Star Light, Star Bright

Too often, I think I’ve got this whole world figured out.

I think I know where I’m going, what I’m doing and where I’m supposed to be. And then, I sit outside on a a star-filled night and realize that I’ve ventured off base – again.

So, I put my world back into perspective on Sunday night on my way home from a weekend at my parents’ house.

I stared out the window of my truck for an extended period of time and said, “You know, looking at the stars makes me feel really small.”

My world is put in perspective when I realize that I am just this little tiny part of a big huge universe.

I realize that life beyond me abounds in ways I’ll never fully understand. And I realize that I don’t often expand my world enough.

I had a high school friend share a quote with me once. I’m not sure where she got it or why, but it lives with me yet today as I stare up at the sky.
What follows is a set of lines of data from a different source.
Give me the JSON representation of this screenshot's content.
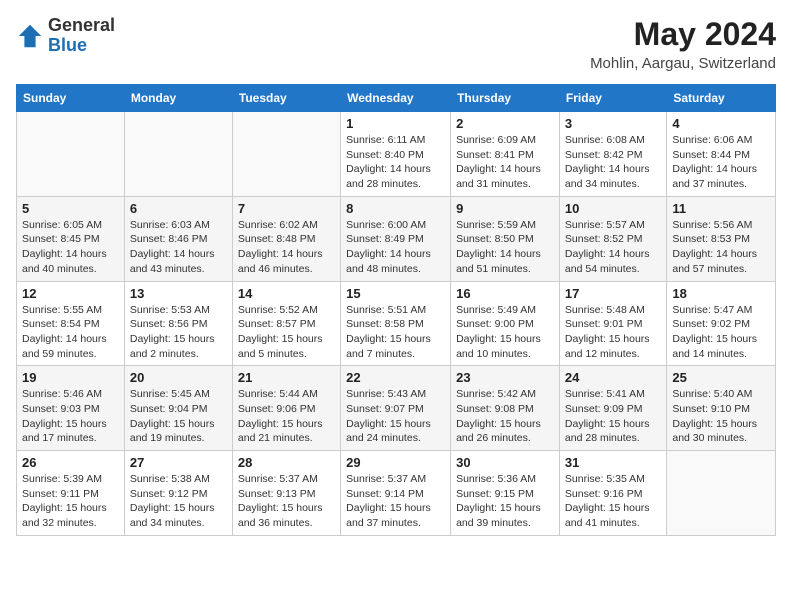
{
  "logo": {
    "general": "General",
    "blue": "Blue"
  },
  "header": {
    "month_year": "May 2024",
    "location": "Mohlin, Aargau, Switzerland"
  },
  "weekdays": [
    "Sunday",
    "Monday",
    "Tuesday",
    "Wednesday",
    "Thursday",
    "Friday",
    "Saturday"
  ],
  "weeks": [
    [
      {
        "day": "",
        "info": ""
      },
      {
        "day": "",
        "info": ""
      },
      {
        "day": "",
        "info": ""
      },
      {
        "day": "1",
        "info": "Sunrise: 6:11 AM\nSunset: 8:40 PM\nDaylight: 14 hours and 28 minutes."
      },
      {
        "day": "2",
        "info": "Sunrise: 6:09 AM\nSunset: 8:41 PM\nDaylight: 14 hours and 31 minutes."
      },
      {
        "day": "3",
        "info": "Sunrise: 6:08 AM\nSunset: 8:42 PM\nDaylight: 14 hours and 34 minutes."
      },
      {
        "day": "4",
        "info": "Sunrise: 6:06 AM\nSunset: 8:44 PM\nDaylight: 14 hours and 37 minutes."
      }
    ],
    [
      {
        "day": "5",
        "info": "Sunrise: 6:05 AM\nSunset: 8:45 PM\nDaylight: 14 hours and 40 minutes."
      },
      {
        "day": "6",
        "info": "Sunrise: 6:03 AM\nSunset: 8:46 PM\nDaylight: 14 hours and 43 minutes."
      },
      {
        "day": "7",
        "info": "Sunrise: 6:02 AM\nSunset: 8:48 PM\nDaylight: 14 hours and 46 minutes."
      },
      {
        "day": "8",
        "info": "Sunrise: 6:00 AM\nSunset: 8:49 PM\nDaylight: 14 hours and 48 minutes."
      },
      {
        "day": "9",
        "info": "Sunrise: 5:59 AM\nSunset: 8:50 PM\nDaylight: 14 hours and 51 minutes."
      },
      {
        "day": "10",
        "info": "Sunrise: 5:57 AM\nSunset: 8:52 PM\nDaylight: 14 hours and 54 minutes."
      },
      {
        "day": "11",
        "info": "Sunrise: 5:56 AM\nSunset: 8:53 PM\nDaylight: 14 hours and 57 minutes."
      }
    ],
    [
      {
        "day": "12",
        "info": "Sunrise: 5:55 AM\nSunset: 8:54 PM\nDaylight: 14 hours and 59 minutes."
      },
      {
        "day": "13",
        "info": "Sunrise: 5:53 AM\nSunset: 8:56 PM\nDaylight: 15 hours and 2 minutes."
      },
      {
        "day": "14",
        "info": "Sunrise: 5:52 AM\nSunset: 8:57 PM\nDaylight: 15 hours and 5 minutes."
      },
      {
        "day": "15",
        "info": "Sunrise: 5:51 AM\nSunset: 8:58 PM\nDaylight: 15 hours and 7 minutes."
      },
      {
        "day": "16",
        "info": "Sunrise: 5:49 AM\nSunset: 9:00 PM\nDaylight: 15 hours and 10 minutes."
      },
      {
        "day": "17",
        "info": "Sunrise: 5:48 AM\nSunset: 9:01 PM\nDaylight: 15 hours and 12 minutes."
      },
      {
        "day": "18",
        "info": "Sunrise: 5:47 AM\nSunset: 9:02 PM\nDaylight: 15 hours and 14 minutes."
      }
    ],
    [
      {
        "day": "19",
        "info": "Sunrise: 5:46 AM\nSunset: 9:03 PM\nDaylight: 15 hours and 17 minutes."
      },
      {
        "day": "20",
        "info": "Sunrise: 5:45 AM\nSunset: 9:04 PM\nDaylight: 15 hours and 19 minutes."
      },
      {
        "day": "21",
        "info": "Sunrise: 5:44 AM\nSunset: 9:06 PM\nDaylight: 15 hours and 21 minutes."
      },
      {
        "day": "22",
        "info": "Sunrise: 5:43 AM\nSunset: 9:07 PM\nDaylight: 15 hours and 24 minutes."
      },
      {
        "day": "23",
        "info": "Sunrise: 5:42 AM\nSunset: 9:08 PM\nDaylight: 15 hours and 26 minutes."
      },
      {
        "day": "24",
        "info": "Sunrise: 5:41 AM\nSunset: 9:09 PM\nDaylight: 15 hours and 28 minutes."
      },
      {
        "day": "25",
        "info": "Sunrise: 5:40 AM\nSunset: 9:10 PM\nDaylight: 15 hours and 30 minutes."
      }
    ],
    [
      {
        "day": "26",
        "info": "Sunrise: 5:39 AM\nSunset: 9:11 PM\nDaylight: 15 hours and 32 minutes."
      },
      {
        "day": "27",
        "info": "Sunrise: 5:38 AM\nSunset: 9:12 PM\nDaylight: 15 hours and 34 minutes."
      },
      {
        "day": "28",
        "info": "Sunrise: 5:37 AM\nSunset: 9:13 PM\nDaylight: 15 hours and 36 minutes."
      },
      {
        "day": "29",
        "info": "Sunrise: 5:37 AM\nSunset: 9:14 PM\nDaylight: 15 hours and 37 minutes."
      },
      {
        "day": "30",
        "info": "Sunrise: 5:36 AM\nSunset: 9:15 PM\nDaylight: 15 hours and 39 minutes."
      },
      {
        "day": "31",
        "info": "Sunrise: 5:35 AM\nSunset: 9:16 PM\nDaylight: 15 hours and 41 minutes."
      },
      {
        "day": "",
        "info": ""
      }
    ]
  ]
}
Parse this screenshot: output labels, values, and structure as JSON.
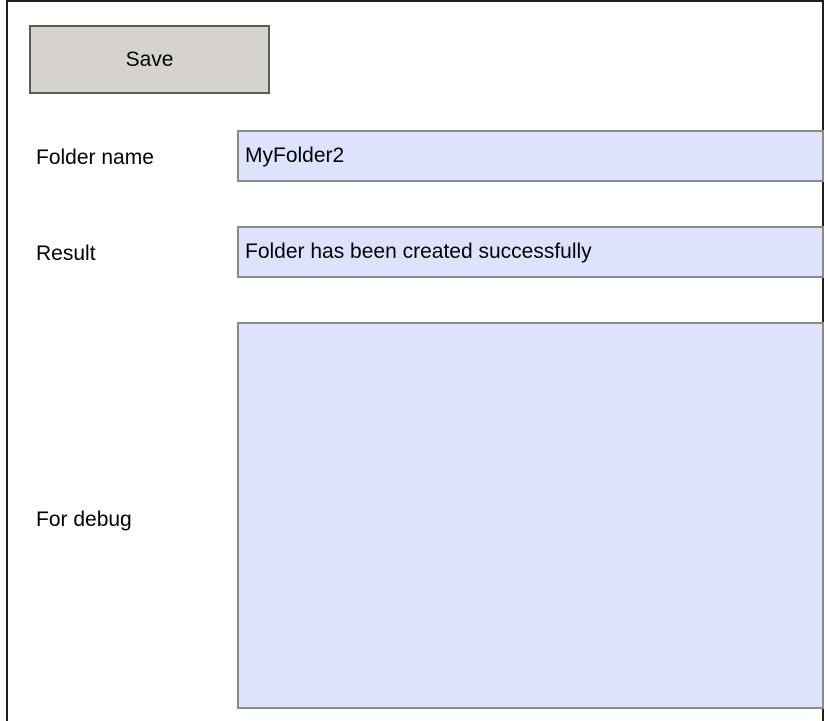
{
  "toolbar": {
    "save_label": "Save"
  },
  "form": {
    "folder_name_label": "Folder name",
    "folder_name_value": "MyFolder2",
    "result_label": "Result",
    "result_value": "Folder has been created successfully",
    "debug_label": "For debug",
    "debug_value": ""
  },
  "colors": {
    "field_background": "#dde3fd",
    "button_background": "#d6d3ce"
  }
}
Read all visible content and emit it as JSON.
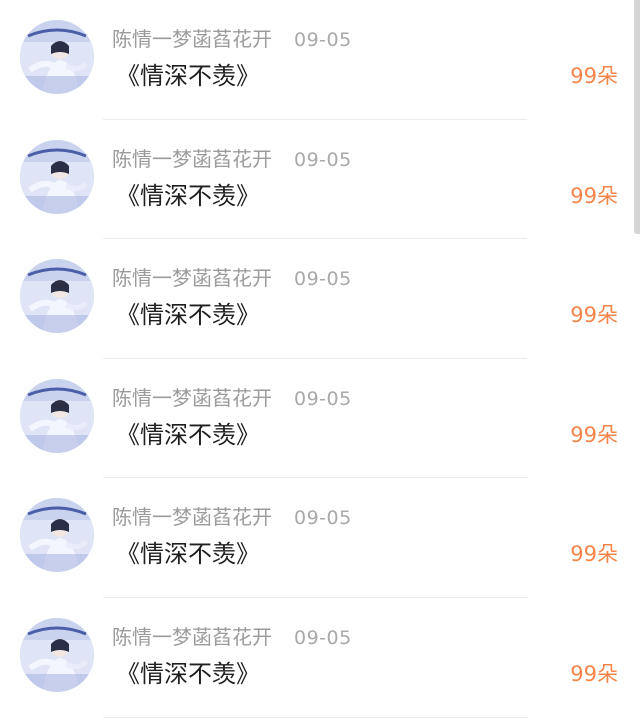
{
  "items": [
    {
      "username": "陈情一梦菡萏花开",
      "time": "09-05",
      "message": "《情深不羡》",
      "gift": "99朵"
    },
    {
      "username": "陈情一梦菡萏花开",
      "time": "09-05",
      "message": "《情深不羡》",
      "gift": "99朵"
    },
    {
      "username": "陈情一梦菡萏花开",
      "time": "09-05",
      "message": "《情深不羡》",
      "gift": "99朵"
    },
    {
      "username": "陈情一梦菡萏花开",
      "time": "09-05",
      "message": "《情深不羡》",
      "gift": "99朵"
    },
    {
      "username": "陈情一梦菡萏花开",
      "time": "09-05",
      "message": "《情深不羡》",
      "gift": "99朵"
    },
    {
      "username": "陈情一梦菡萏花开",
      "time": "09-05",
      "message": "《情深不羡》",
      "gift": "99朵"
    }
  ]
}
“You make your world so much bigger just by acknowledging everyone elses.”

But why should I, a newspaper editor, have trouble acknowledging the worlds of other people? After all people are my business.

Actually, in this commerce-driven, consumer-based society, people are the mainstay of many businesses. My point is that they should be more.

Not that they shouldn’t be the basis of these businesses, but that’s not all they should be.

In the newspaper business, people are often seen as the stories they can tell.The school bus driver can tell the story of the muddy wet country roads this winter. A four-year-old child can tell of what he wants for Christmas this year. The father of an active soldier can tell of how he misses his son this season. In this business, we care a lot about this information.

But caring about these tidbits of life does not mean we’re acknowledging the worlds of these people. We’re acknowledging the small part of their world that relates to us. We’re not looking at their world through their eyes, but we should be.

The soldier’s father also has a daughter who is getting married this week. He has three grandchildren who will be getting a puppy for Christmas. He and his wife just celebrated their 30th wedding anniversary last week. He’s got pain in his knee that the doctors just can’t seem to identify. And he loves strawberry ice cream, although he has a difficult time finding it in the store.

This is just a little bit more about the world of one man.

It would take a dozen columns to begin to do justice to the wonder and beauty of his world.

And I hope that like me, he realizes he’s not alone, but that he is one star among millions that shines down on this earth, helping us see the beauty of the whole sky.